From Beethoven onwards the piano has held a pivotal role in shaping the performance in the cello sonata, and neither the Grieg nor the Chopin sonatas are exceptions. In consequence the piano very much drives these performances. Both artists in this warm and excellently balanced recording are scrupulous in following the letter of the score, and obey each cited tempo instruction. Michal Kanka’s playing is mellow and full-bodied – a tone ideally suited to this Romantic and lyrically hued music. The Chopin has plenty of Sturm und Drang, particularly in the first movement, yet also moments of delicacy in the Largo, and this duo certainly conveys the melodrama in the Grieg.
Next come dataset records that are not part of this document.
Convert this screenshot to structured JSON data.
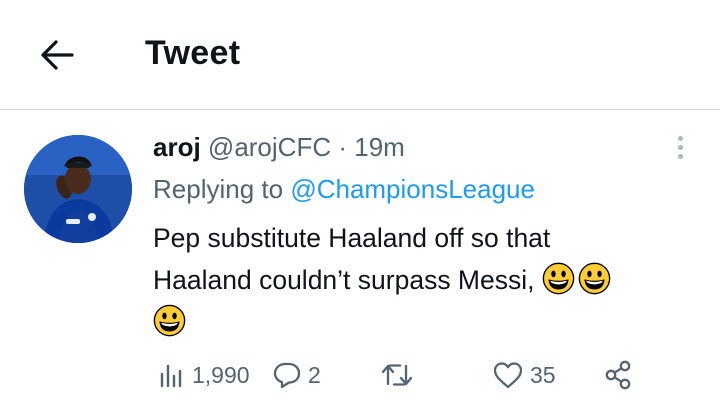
{
  "header": {
    "title": "Tweet"
  },
  "tweet": {
    "display_name": "aroj",
    "handle": "@arojCFC",
    "separator": "·",
    "time": "19m",
    "replying_prefix": "Replying to",
    "replying_to": "@ChampionsLeague",
    "text_line1": "Pep substitute Haaland off so that",
    "text_line2": "Haaland couldn’t surpass Messi,",
    "emojis": [
      "grinning-face",
      "grinning-face",
      "grinning-face"
    ],
    "actions": {
      "views": "1,990",
      "replies": "2",
      "retweets": "",
      "likes": "35"
    }
  },
  "colors": {
    "text": "#0f1419",
    "secondary": "#536471",
    "link": "#1d9bf0",
    "divider": "#d5dadd",
    "avatar_bg": "#1d4fa8",
    "emoji": "#ffcc33"
  }
}
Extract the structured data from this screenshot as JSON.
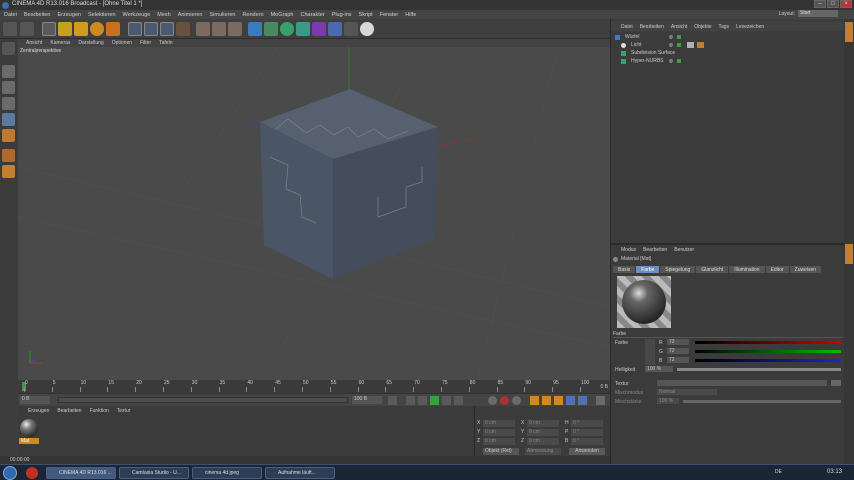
{
  "window": {
    "title": "CINEMA 4D R13.016 Broadcast - [Ohne Titel 1 *]"
  },
  "menubar": {
    "items": [
      "Datei",
      "Bearbeiten",
      "Erzeugen",
      "Selektieren",
      "Werkzeuge",
      "Mesh",
      "Animieren",
      "Simulieren",
      "Rendern",
      "MoGraph",
      "Charakter",
      "Plug-ins",
      "Skript",
      "Fenster",
      "Hilfe"
    ],
    "layout_label": "Layout:",
    "layout_value": "Start"
  },
  "viewport": {
    "menu": [
      "Ansicht",
      "Kameras",
      "Darstellung",
      "Optionen",
      "Filter",
      "Tafeln"
    ],
    "label": "Zentralperspektive"
  },
  "timeline": {
    "ticks": [
      "0",
      "5",
      "10",
      "15",
      "20",
      "25",
      "30",
      "35",
      "40",
      "45",
      "50",
      "55",
      "60",
      "65",
      "70",
      "75",
      "80",
      "85",
      "90",
      "95",
      "100"
    ],
    "frame_right": "0 B"
  },
  "transport": {
    "start": "0 B",
    "end": "100 B"
  },
  "material_manager": {
    "menu": [
      "Erzeugen",
      "Bearbeiten",
      "Funktion",
      "Textur"
    ],
    "material_name": "Mat"
  },
  "coordinates": {
    "rows": [
      {
        "a": "X",
        "av": "0 cm",
        "b": "X",
        "bv": "0 cm",
        "c": "H",
        "cv": "0 °"
      },
      {
        "a": "Y",
        "av": "0 cm",
        "b": "Y",
        "bv": "0 cm",
        "c": "P",
        "cv": "0 °"
      },
      {
        "a": "Z",
        "av": "0 cm",
        "b": "Z",
        "bv": "0 cm",
        "c": "B",
        "cv": "0 °"
      }
    ],
    "mode": "Objekt (Rel)",
    "size_mode": "Abmessung",
    "apply": "Anwenden"
  },
  "object_manager": {
    "menu": [
      "Datei",
      "Bearbeiten",
      "Ansicht",
      "Objekte",
      "Tags",
      "Lesezeichen"
    ],
    "objects": [
      "Würfel",
      "Licht",
      "Subdivision Surface",
      "Hyper-NURBS"
    ]
  },
  "attribute_manager": {
    "menu": [
      "Modus",
      "Bearbeiten",
      "Benutzer"
    ],
    "header": "Material [Mat]",
    "tabs": [
      "Basis",
      "Farbe",
      "Spiegelung",
      "Glanzlicht",
      "Illumination",
      "Editor",
      "Zuweisen"
    ],
    "active_tab": "Farbe",
    "section": "Farbe",
    "color_label": "Farbe",
    "r": "72",
    "g": "72",
    "b": "72",
    "brightness_label": "Helligkeit",
    "brightness_value": "100 %",
    "texture_label": "Textur",
    "mix_mode_label": "Mischmodus",
    "mix_mode_value": "Normal",
    "mix_strength_label": "Mischstärke",
    "mix_strength_value": "100 %"
  },
  "status": {
    "time": "00:00:00"
  },
  "taskbar": {
    "tasks": [
      "CINEMA 4D R13.016 ...",
      "Camtasia Studio - U...",
      "cinema 4d.jpeg",
      "Aufnahme läuft..."
    ],
    "lang": "DE",
    "clock": "03:13"
  },
  "colors": {
    "accent": "#6b8fbf",
    "axis_x": "#c03030",
    "axis_y": "#30a030",
    "axis_z": "#3050c0",
    "cube_front": "#4a5566",
    "cube_top": "#56606f",
    "cube_right": "#434d5c"
  }
}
Were it the only recording of these works on the planet you’d be quite happy. Yet, particularly in the Grieg, Jaromír Klepác could draw far more colour from the piano part. Some of this might be effected by generating a wider dynamic range, and a greater sense of spontaneity connected to the underlying folk idiom. I’m also certain that a more sharply characterised piano part would have inspired greater vividness from Kanka, particularly in the last movement, which is framed by a rather banal musical figure that needs maximum shaping to come to life.
However this is exactly what Jean-Yves Thibaudet and Truls Mørk do on their Virgin release. Equally, Martha Argerich’s mercurial inventiveness maintains the searing brilliance of the Rostropovich Chopin Sonata recording on DG as one of legendary quality. Having said that, this Praga disc presents a good combination of sonatas for anyone wishing to explore both these works.